Off the top of my head, I cannot think of any other mathematical terms that have their own special holiday or public commemoration than π (pi). The number π is special because it has two commemorative days.
The number π is usually the first irrational number we learn in school. It may even be the first Greek letter we learn, as well. Due to the fact that π is an irrational number, it’s representation as a decimal goes on for infinity and does not form a permanent repeating pattern that we know of.
That digital representation’s first few digits are 3.14159… the ellipsis is usually added to the end of however far that pi has been calculated. The number is often simplified to 3.14 for quick calculation purposes. It is this simple form that looks like March 14th by the American way of writing dates in number form–month then day–3/14 or March 14th.
Although π is an irrational number mathematicians sometimes approximate it with rational numbers including the convenient fraction 22÷7 or 22/7. When we use the European form of writing dates in numbers–day then month–we get 22/7 or the twenty-second of July. Because 22/7 is an approximation, some folks say that 22÷7 is “casual pi”. Therefore, today is Casual Pi Day.
When I punch the number 22 into my old Sharp calculator and divide it by 7, the read-out says, “3.1428571”, this result already deviates from the standard digital form following 3.14.
How can we celebrate Casual Pi Day? You could eat some special pi day pie, doodle circles or draw sketches containing several circular forms onto paper, or watch the movie “Life of Pi”. If you have a more serious personality, you might want to celebrate by investigating the number π then see to how many places you can calculate it.

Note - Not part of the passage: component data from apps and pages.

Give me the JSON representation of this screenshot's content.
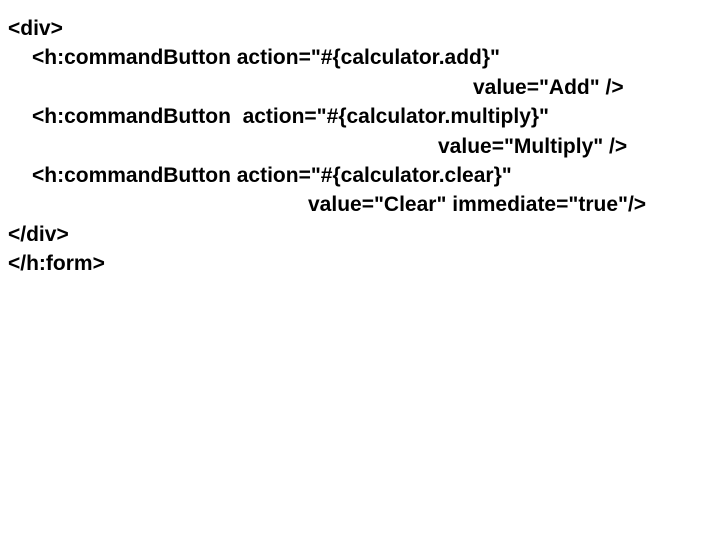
{
  "code": {
    "line1": "<div>",
    "line2": "<h:commandButton action=\"#{calculator.add}\"",
    "line3": "value=\"Add\" />",
    "line4": "<h:commandButton  action=\"#{calculator.multiply}\"",
    "line5": "value=\"Multiply\" />",
    "line6": "<h:commandButton action=\"#{calculator.clear}\"",
    "line7": "value=\"Clear\" immediate=\"true\"/>",
    "line8": "</div>",
    "line9": "</h:form>"
  }
}
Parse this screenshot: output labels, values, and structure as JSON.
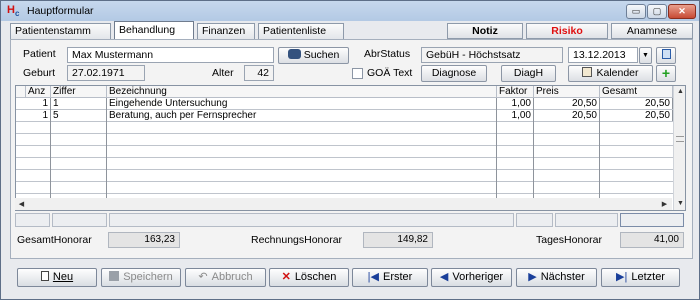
{
  "window": {
    "title": "Hauptformular",
    "logo": "H",
    "logo_sub": "c",
    "min_glyph": "▭",
    "max_glyph": "▢",
    "close_glyph": "✕"
  },
  "tabs": [
    {
      "label": "Patientenstamm"
    },
    {
      "label": "Behandlung"
    },
    {
      "label": "Finanzen"
    },
    {
      "label": "Patientenliste"
    }
  ],
  "top_buttons": {
    "notiz": "Notiz",
    "risiko": "Risiko",
    "anamnese": "Anamnese"
  },
  "patient": {
    "patient_label": "Patient",
    "name": "Max Mustermann",
    "geburt_label": "Geburt",
    "geburt": "27.02.1971",
    "alter_label": "Alter",
    "alter": "42",
    "suchen_label": "Suchen",
    "goae_label": "GOÄ Text",
    "abrstatus_label": "AbrStatus",
    "abrstatus": "GebüH - Höchstsatz",
    "datum": "13.12.2013",
    "diagnose_label": "Diagnose",
    "diagh_label": "DiagH",
    "kalender_label": "Kalender"
  },
  "grid": {
    "headers": [
      "Anz",
      "Ziffer",
      "Bezeichnung",
      "Faktor",
      "Preis",
      "Gesamt"
    ],
    "rows": [
      {
        "anz": "1",
        "ziffer": "1",
        "bezeichnung": "Eingehende Untersuchung",
        "faktor": "1,00",
        "preis": "20,50",
        "gesamt": "20,50"
      },
      {
        "anz": "1",
        "ziffer": "5",
        "bezeichnung": "Beratung, auch per Fernsprecher",
        "faktor": "1,00",
        "preis": "20,50",
        "gesamt": "20,50"
      }
    ]
  },
  "totals": {
    "gesamt_label": "GesamtHonorar",
    "gesamt_value": "163,23",
    "rechnung_label": "RechnungsHonorar",
    "rechnung_value": "149,82",
    "tages_label": "TagesHonorar",
    "tages_value": "41,00"
  },
  "nav": {
    "neu": "Neu",
    "speichern": "Speichern",
    "abbruch": "Abbruch",
    "loeschen": "Löschen",
    "erster": "Erster",
    "vorheriger": "Vorheriger",
    "naechster": "Nächster",
    "letzter": "Letzter"
  },
  "colors": {
    "risiko": "#e01010",
    "loeschen_icon": "#d01010",
    "nav_icon": "#1a3f9a",
    "add_icon": "#22a022"
  }
}
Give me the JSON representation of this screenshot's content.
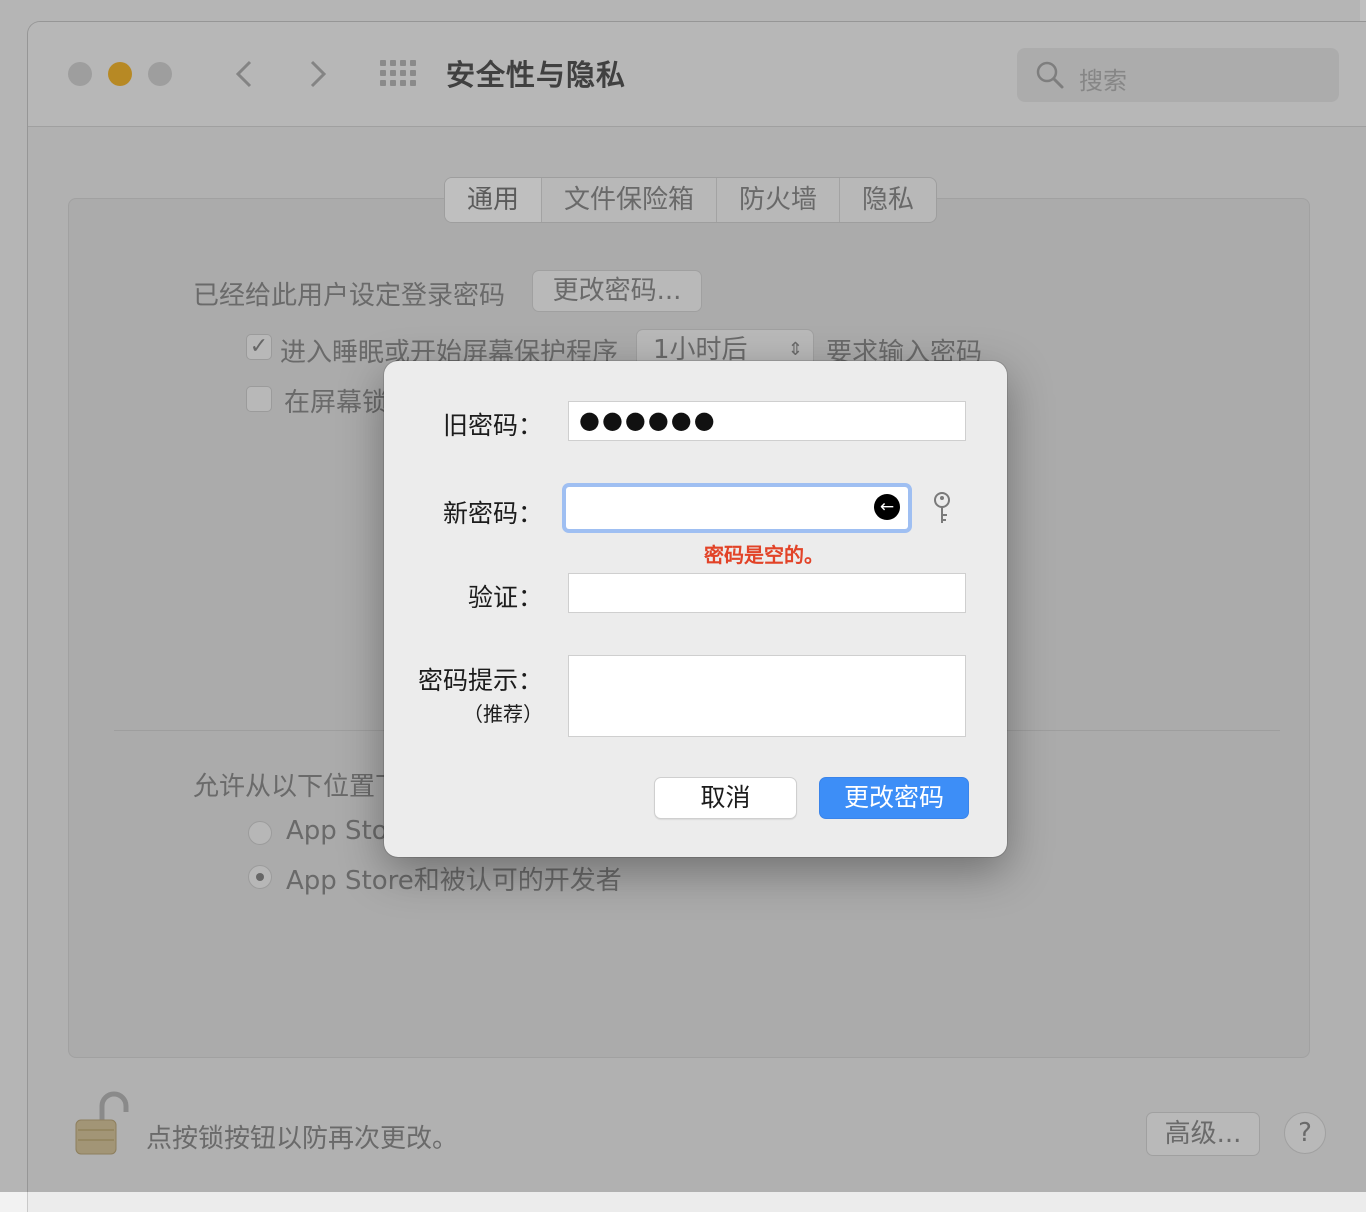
{
  "window": {
    "title": "安全性与隐私",
    "search_placeholder": "搜索",
    "traffic_colors": [
      "#d3d3d3",
      "#f5b731",
      "#d3d3d3"
    ]
  },
  "tabs": [
    {
      "label": "通用",
      "active": true
    },
    {
      "label": "文件保险箱",
      "active": false
    },
    {
      "label": "防火墙",
      "active": false
    },
    {
      "label": "隐私",
      "active": false
    }
  ],
  "general": {
    "login_password_text": "已经给此用户设定登录密码",
    "change_password_btn": "更改密码...",
    "sleep_check_label": "进入睡眠或开始屏幕保护程序",
    "sleep_select_value": "1小时后",
    "require_password_text": "要求输入密码",
    "lock_screen_label": "在屏幕锁",
    "allow_from_label": "允许从以下位置下",
    "option_appstore": "App Store",
    "option_appstore_dev": "App Store和被认可的开发者"
  },
  "footer": {
    "lock_text": "点按锁按钮以防再次更改。",
    "advanced_btn": "高级...",
    "help_btn": "?"
  },
  "dialog": {
    "old_label": "旧密码：",
    "old_value": "●●●●●●",
    "new_label": "新密码：",
    "error_text": "密码是空的。",
    "verify_label": "验证：",
    "hint_label": "密码提示：",
    "hint_sub": "（推荐）",
    "cancel_btn": "取消",
    "submit_btn": "更改密码",
    "accent": "#3d8ef7",
    "error_color": "#e24328"
  }
}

I hope you have a Happy Casual Pi Day. Enjoy learning something today to make yourself more well-rounded.